Under U.S. President Donald Trump, the CDC was relegated to a lesser role after agency scientists issued a stark early warning that contradicted Trump's assurances the virus was under control, rattling financial markets. The FDA was the target of repeated attacks from a president who suspected its scientists were politically motivated and who also wanted them to rubber-stamp unproven treatments.
As CDC director, Walensky would replace Dr. Robert Redfield, who accurately told the public coronavirus vaccines would not be available for most people until next year, only to be disparaged by Trump as "confused." Walensky is a leading infectious disease specialist at Massachusetts General Hospital, and has devoted her career to combatting HIV/AIDS.
As California's attorney general, Becerra jokingly became known in Democratic legal circles as the man who sued Trump more than anyone else. Beyond health care, the lawsuits centred on issues from immigration to environmental policies.

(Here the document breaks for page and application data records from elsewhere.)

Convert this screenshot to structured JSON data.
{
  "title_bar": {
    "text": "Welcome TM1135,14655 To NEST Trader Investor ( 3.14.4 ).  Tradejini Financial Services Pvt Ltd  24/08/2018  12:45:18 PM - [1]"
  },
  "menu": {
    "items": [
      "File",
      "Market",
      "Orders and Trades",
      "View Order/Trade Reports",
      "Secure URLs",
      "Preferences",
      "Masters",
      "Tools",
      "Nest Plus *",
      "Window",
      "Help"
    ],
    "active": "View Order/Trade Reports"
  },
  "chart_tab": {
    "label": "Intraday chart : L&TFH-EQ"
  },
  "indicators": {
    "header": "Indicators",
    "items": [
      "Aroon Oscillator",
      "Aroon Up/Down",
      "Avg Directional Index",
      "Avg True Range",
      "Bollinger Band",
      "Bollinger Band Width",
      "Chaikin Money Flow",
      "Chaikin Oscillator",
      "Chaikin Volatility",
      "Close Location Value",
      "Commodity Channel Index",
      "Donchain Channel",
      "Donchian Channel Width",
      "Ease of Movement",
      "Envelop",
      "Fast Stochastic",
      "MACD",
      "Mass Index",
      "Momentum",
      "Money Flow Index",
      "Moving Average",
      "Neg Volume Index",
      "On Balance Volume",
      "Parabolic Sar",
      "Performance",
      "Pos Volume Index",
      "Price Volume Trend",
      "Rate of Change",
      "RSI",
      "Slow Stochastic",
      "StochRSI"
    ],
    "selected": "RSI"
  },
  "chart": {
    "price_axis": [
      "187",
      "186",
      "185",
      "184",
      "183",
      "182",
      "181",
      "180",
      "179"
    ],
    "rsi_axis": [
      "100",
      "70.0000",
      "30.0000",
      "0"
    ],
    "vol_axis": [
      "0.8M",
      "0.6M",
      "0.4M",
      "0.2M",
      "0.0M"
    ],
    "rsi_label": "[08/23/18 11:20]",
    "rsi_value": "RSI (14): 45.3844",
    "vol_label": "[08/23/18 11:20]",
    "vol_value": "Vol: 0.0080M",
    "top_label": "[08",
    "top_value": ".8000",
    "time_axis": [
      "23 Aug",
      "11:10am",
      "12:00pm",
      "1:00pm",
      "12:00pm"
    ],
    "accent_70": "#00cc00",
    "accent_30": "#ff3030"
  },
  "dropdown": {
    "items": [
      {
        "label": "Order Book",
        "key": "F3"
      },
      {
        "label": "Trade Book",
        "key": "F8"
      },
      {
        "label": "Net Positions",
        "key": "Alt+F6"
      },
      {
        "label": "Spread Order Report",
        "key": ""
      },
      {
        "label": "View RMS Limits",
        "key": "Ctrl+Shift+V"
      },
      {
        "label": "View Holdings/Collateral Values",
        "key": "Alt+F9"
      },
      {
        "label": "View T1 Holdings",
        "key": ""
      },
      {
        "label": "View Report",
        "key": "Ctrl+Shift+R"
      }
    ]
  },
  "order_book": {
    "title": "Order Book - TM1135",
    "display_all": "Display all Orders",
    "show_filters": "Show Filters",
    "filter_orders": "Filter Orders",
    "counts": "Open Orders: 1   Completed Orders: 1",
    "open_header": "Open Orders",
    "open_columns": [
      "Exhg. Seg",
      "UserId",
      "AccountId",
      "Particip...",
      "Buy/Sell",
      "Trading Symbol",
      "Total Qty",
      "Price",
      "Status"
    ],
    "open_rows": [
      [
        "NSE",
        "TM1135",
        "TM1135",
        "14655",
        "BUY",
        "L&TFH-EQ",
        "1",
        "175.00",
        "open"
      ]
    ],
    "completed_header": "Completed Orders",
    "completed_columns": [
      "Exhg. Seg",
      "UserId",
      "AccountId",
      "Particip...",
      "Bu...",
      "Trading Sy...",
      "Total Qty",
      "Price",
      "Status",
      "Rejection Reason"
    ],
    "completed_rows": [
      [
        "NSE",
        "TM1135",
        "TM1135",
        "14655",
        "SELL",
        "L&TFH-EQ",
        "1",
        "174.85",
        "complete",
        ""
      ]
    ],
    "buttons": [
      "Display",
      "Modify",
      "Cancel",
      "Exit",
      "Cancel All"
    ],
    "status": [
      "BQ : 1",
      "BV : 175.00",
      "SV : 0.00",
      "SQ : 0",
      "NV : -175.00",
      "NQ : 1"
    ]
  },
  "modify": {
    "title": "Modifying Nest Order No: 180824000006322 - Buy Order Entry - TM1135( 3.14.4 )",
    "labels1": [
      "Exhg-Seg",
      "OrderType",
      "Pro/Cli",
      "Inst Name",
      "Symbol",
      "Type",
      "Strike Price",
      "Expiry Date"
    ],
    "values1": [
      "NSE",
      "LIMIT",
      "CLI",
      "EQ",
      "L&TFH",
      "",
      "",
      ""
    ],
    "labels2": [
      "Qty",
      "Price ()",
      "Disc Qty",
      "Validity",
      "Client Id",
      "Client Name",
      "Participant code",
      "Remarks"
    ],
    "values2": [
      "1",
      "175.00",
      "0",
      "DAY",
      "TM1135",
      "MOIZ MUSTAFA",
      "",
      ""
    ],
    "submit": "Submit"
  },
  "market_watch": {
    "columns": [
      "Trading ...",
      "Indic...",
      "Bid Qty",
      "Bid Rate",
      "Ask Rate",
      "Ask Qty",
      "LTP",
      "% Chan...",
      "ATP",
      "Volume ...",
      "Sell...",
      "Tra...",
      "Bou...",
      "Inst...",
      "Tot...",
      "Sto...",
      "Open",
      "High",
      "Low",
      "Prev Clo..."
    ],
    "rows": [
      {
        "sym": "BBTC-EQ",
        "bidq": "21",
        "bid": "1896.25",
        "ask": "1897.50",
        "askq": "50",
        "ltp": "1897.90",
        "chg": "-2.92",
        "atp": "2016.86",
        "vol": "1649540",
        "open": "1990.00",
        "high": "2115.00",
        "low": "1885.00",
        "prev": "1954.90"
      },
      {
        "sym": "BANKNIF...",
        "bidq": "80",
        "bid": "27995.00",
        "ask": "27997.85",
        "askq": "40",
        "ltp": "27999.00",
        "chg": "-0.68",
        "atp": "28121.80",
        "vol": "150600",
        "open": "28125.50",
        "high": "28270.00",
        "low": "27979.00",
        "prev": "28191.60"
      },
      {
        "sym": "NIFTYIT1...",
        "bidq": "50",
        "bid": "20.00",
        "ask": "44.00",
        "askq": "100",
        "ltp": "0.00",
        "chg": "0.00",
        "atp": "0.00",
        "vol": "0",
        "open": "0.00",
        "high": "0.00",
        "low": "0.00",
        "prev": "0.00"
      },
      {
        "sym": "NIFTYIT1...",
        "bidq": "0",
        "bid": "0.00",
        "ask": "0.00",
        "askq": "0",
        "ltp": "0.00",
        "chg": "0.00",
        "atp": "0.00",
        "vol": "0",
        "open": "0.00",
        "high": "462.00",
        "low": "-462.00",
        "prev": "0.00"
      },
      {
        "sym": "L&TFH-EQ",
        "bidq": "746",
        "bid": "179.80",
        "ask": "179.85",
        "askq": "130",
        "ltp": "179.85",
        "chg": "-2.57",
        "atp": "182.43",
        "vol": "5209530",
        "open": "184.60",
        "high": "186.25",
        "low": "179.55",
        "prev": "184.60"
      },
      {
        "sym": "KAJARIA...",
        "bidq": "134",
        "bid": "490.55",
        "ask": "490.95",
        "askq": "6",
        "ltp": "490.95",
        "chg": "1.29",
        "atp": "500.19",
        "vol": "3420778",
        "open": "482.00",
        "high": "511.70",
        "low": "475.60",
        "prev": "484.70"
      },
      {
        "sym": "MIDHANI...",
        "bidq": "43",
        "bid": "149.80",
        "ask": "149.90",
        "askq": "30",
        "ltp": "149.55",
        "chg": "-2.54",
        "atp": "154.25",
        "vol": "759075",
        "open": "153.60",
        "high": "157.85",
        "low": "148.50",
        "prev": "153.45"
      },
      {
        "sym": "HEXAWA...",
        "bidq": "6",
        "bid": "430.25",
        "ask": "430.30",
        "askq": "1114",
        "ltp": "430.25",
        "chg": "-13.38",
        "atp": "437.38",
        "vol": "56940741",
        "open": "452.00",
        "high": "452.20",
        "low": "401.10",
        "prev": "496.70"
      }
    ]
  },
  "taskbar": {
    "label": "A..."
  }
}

Before he became California's attorney general, Becerra had served for more than a decade in Congress, representing parts of Los Angeles County. He had also served in the California state assembly after attending law school at Stanford.
His mother was born in Jalisco, Mexico, and emigrated to the U.S. after marrying his father.